In the aftermath of the committee meeting, Srettha took the time to share a detailed outline of the project’s strategy; explaining its necessity, objectives, prerequisites, potential hurdles, and most importantly, the financing source for the project. To propel the project forward, a loan, potentially amounting to as much as 500 billion baht, could be facilitated through a royal decree or a loan authorisation act.
However, before Srettha could address the media at the scheduled 2 pm conference, a feverish debate broke out during the 11.15 am committee meeting. At the heart of the discussion was the borrowed fund legislation, perceived as a critical tool to secure much-needed monetary support for the project.
First to express his unease was the Bank of Thailand (BOT) governor, Sethaput Suthiwartnarueput. He underscored the need to reconcile potential legal conflicts with the 1958 Currency Act, particularly with regards to clearly delineating funding sources and matching assets to back them.
Moreover, the BOT expressed concerns that authorising a loan worth 500 billion baht can potentially inflate the risks of price increases in the looming year, advising prudence and ongoing supervision.
Parallelly, the secretary-general of the Office of the Council of State stressed the necessity of comprehensive agreement and consultation before a loan authorising legislation is drafted. The suggestion was to allow comprehensive evaluation and conscious decision-making process, weighing varied standpoints to avert future complications.
A delegate at the meeting recounted disharmony over several prerequisites, particularly those linked with the committee’s expedited approval processes. The immediate review and approval of several agenda items caused unease over the possibility of incomplete consideration and reasoning, sparking internal discord within the committee.
Meanwhile, the BOT governor critiqued the scarcity of comprehensive rationale behind the provided information, resulting in the BOT’s decision to abstain from the decision-making process.
Finally, it was left to Srettha to determine a conclusion for the new constraints applied to the 10,000-baht digital wallet.
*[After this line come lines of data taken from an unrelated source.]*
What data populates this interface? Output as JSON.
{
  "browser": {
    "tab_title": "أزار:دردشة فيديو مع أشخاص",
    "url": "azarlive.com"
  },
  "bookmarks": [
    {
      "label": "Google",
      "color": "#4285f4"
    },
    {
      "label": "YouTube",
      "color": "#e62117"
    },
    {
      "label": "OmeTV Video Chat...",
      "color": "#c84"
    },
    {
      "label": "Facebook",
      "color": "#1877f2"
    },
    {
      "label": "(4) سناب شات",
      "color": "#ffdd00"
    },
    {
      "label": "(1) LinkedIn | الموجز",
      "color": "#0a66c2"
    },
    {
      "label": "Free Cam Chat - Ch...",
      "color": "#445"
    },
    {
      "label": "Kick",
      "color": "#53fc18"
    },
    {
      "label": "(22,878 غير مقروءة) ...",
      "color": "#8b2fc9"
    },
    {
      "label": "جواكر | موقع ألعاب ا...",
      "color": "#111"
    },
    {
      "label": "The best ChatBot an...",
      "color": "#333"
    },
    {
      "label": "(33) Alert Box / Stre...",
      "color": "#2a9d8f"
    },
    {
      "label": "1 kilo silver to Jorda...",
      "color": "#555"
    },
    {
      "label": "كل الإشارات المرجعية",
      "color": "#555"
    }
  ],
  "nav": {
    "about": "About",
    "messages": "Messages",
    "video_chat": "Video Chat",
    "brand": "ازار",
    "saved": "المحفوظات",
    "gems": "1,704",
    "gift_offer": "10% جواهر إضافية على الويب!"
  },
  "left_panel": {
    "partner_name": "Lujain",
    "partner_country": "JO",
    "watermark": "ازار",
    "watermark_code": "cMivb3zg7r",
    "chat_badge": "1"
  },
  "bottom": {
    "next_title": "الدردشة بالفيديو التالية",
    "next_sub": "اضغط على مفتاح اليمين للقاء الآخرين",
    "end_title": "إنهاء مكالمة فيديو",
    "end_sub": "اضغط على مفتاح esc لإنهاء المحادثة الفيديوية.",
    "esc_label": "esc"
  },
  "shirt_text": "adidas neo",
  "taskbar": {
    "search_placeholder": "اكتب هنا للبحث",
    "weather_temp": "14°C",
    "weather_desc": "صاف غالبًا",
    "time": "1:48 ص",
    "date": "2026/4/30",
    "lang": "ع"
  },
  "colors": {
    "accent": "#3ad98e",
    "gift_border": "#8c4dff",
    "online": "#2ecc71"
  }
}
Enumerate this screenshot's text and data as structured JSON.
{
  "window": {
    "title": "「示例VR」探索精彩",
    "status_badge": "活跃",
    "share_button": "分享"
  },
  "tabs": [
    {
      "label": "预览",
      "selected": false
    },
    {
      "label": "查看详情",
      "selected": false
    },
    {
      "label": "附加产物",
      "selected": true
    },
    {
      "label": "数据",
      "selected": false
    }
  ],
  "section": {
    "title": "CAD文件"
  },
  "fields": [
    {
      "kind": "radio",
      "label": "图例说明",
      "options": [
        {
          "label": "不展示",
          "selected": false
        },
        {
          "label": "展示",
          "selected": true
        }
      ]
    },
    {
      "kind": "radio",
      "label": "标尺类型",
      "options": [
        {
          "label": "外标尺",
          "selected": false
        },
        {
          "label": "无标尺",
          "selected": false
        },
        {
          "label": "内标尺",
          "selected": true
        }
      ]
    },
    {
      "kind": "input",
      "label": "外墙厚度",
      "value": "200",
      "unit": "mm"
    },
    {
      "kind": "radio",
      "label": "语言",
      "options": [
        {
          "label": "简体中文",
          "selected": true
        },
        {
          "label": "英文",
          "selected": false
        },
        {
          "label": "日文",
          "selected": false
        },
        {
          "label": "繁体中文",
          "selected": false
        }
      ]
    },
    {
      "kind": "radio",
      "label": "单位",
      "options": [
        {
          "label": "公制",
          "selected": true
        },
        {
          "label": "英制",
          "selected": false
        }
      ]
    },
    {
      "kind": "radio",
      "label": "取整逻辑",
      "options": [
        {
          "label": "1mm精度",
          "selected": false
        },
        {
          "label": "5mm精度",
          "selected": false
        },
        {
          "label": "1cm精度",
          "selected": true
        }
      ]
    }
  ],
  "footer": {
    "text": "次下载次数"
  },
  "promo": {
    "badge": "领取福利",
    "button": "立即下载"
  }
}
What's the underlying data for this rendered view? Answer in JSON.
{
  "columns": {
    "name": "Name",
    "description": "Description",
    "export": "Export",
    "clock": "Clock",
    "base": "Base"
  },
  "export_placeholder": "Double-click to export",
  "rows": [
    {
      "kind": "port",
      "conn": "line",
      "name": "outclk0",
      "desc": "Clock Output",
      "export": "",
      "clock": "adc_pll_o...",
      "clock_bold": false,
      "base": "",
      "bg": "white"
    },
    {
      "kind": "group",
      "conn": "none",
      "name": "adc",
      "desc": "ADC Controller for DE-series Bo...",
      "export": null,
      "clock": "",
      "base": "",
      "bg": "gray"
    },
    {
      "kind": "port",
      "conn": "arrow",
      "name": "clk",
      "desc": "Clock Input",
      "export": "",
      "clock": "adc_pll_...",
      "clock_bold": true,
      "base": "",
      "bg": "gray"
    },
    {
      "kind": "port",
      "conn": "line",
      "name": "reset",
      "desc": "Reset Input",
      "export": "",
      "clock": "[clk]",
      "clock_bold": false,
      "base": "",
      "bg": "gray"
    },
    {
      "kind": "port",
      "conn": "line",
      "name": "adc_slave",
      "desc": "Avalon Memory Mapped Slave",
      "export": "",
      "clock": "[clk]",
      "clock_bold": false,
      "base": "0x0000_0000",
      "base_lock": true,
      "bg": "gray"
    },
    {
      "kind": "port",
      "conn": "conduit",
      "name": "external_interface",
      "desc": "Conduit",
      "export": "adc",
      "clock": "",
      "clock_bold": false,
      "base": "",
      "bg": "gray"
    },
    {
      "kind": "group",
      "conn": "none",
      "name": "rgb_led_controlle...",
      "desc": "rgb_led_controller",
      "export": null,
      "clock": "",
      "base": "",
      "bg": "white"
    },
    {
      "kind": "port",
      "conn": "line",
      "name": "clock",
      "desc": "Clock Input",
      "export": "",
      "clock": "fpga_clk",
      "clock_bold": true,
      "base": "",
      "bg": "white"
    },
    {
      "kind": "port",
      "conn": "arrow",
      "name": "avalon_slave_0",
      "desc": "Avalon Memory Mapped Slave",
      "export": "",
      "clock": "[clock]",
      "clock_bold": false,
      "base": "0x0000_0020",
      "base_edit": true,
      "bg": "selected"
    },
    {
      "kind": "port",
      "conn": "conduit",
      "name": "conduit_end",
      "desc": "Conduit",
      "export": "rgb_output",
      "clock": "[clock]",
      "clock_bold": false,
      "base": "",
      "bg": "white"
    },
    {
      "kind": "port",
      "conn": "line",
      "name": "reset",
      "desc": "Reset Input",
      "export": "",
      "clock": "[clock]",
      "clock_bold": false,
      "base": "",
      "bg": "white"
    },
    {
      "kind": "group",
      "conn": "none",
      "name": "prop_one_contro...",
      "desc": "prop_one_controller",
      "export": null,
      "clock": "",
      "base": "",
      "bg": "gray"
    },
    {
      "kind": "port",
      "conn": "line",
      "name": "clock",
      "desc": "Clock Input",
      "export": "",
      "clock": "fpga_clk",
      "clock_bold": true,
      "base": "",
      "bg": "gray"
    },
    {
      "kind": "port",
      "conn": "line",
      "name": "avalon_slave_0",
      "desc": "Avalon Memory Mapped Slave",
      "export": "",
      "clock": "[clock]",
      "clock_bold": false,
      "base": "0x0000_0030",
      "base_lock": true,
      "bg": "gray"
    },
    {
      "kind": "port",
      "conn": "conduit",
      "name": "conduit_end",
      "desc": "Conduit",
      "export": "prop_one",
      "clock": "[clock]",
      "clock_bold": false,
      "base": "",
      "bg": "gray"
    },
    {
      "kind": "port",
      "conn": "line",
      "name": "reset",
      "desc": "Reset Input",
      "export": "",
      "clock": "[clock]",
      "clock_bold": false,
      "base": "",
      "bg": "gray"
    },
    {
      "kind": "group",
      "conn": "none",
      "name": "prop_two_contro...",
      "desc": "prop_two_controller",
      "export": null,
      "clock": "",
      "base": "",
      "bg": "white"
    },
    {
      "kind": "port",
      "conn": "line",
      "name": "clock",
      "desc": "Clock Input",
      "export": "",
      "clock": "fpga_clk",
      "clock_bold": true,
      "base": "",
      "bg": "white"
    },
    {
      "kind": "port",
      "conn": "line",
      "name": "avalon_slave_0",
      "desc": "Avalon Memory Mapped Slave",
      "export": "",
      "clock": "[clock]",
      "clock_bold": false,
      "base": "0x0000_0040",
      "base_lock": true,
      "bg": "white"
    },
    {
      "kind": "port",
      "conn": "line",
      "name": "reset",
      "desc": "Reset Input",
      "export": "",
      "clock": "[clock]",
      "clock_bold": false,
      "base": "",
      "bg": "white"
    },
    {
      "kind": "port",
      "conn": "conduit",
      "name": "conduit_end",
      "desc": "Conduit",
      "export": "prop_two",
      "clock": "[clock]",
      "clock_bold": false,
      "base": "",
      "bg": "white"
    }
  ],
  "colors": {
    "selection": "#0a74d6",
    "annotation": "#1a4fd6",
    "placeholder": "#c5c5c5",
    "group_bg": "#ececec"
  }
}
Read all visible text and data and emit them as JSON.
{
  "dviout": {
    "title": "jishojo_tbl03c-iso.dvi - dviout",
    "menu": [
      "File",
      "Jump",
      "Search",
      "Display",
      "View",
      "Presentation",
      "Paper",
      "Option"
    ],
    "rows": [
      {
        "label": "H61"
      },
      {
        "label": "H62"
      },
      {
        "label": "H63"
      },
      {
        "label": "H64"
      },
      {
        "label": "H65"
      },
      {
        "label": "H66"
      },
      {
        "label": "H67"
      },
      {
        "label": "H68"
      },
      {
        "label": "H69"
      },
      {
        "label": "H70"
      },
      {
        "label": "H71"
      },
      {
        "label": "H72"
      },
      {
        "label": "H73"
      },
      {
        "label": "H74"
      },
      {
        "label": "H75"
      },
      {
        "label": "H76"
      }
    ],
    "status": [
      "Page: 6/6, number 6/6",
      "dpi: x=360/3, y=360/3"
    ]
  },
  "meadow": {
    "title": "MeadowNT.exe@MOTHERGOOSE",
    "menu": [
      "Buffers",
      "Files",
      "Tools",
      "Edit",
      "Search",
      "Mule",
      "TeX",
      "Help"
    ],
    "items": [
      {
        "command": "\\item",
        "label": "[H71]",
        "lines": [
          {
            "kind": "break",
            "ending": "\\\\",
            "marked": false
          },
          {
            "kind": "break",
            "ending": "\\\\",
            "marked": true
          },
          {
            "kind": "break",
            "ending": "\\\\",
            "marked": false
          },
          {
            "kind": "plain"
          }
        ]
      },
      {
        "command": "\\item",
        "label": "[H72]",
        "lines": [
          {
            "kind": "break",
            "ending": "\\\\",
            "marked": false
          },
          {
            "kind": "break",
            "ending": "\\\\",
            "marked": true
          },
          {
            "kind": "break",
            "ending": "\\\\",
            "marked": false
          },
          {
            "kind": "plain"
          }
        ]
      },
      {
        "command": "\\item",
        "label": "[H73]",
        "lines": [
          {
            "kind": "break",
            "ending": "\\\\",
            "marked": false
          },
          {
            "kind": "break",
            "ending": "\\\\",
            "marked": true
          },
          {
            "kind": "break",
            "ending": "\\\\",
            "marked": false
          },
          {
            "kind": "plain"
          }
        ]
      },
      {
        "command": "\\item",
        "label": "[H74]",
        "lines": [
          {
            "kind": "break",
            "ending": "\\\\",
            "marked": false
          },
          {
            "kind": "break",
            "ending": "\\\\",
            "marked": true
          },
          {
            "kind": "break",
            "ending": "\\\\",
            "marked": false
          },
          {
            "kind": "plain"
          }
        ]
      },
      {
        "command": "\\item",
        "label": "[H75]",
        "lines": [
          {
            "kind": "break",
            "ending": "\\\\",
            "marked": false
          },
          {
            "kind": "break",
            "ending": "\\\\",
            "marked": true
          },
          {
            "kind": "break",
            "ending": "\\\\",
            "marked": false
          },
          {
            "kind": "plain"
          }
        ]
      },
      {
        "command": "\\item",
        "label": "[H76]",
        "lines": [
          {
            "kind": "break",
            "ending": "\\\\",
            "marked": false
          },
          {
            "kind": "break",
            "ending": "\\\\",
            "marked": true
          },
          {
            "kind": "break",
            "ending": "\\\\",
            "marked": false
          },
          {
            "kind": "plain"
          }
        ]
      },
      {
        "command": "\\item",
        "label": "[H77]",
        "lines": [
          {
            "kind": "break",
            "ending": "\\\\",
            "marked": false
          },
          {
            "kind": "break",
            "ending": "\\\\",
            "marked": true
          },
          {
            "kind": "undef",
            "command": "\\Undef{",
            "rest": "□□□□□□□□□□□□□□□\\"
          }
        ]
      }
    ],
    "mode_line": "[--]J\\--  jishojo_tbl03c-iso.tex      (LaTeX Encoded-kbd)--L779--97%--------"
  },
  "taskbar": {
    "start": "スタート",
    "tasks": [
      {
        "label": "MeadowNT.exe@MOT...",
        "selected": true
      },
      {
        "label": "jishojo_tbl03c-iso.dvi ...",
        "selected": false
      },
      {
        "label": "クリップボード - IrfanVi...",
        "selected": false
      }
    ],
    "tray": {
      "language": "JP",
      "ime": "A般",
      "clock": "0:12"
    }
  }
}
He declared that funding to Thai residents who are 16 years and older will only be allotted for those earning less than 70,000 baht per month and holding less than 500,000 baht in their bank accounts. This decision will affect up to 50 million individuals.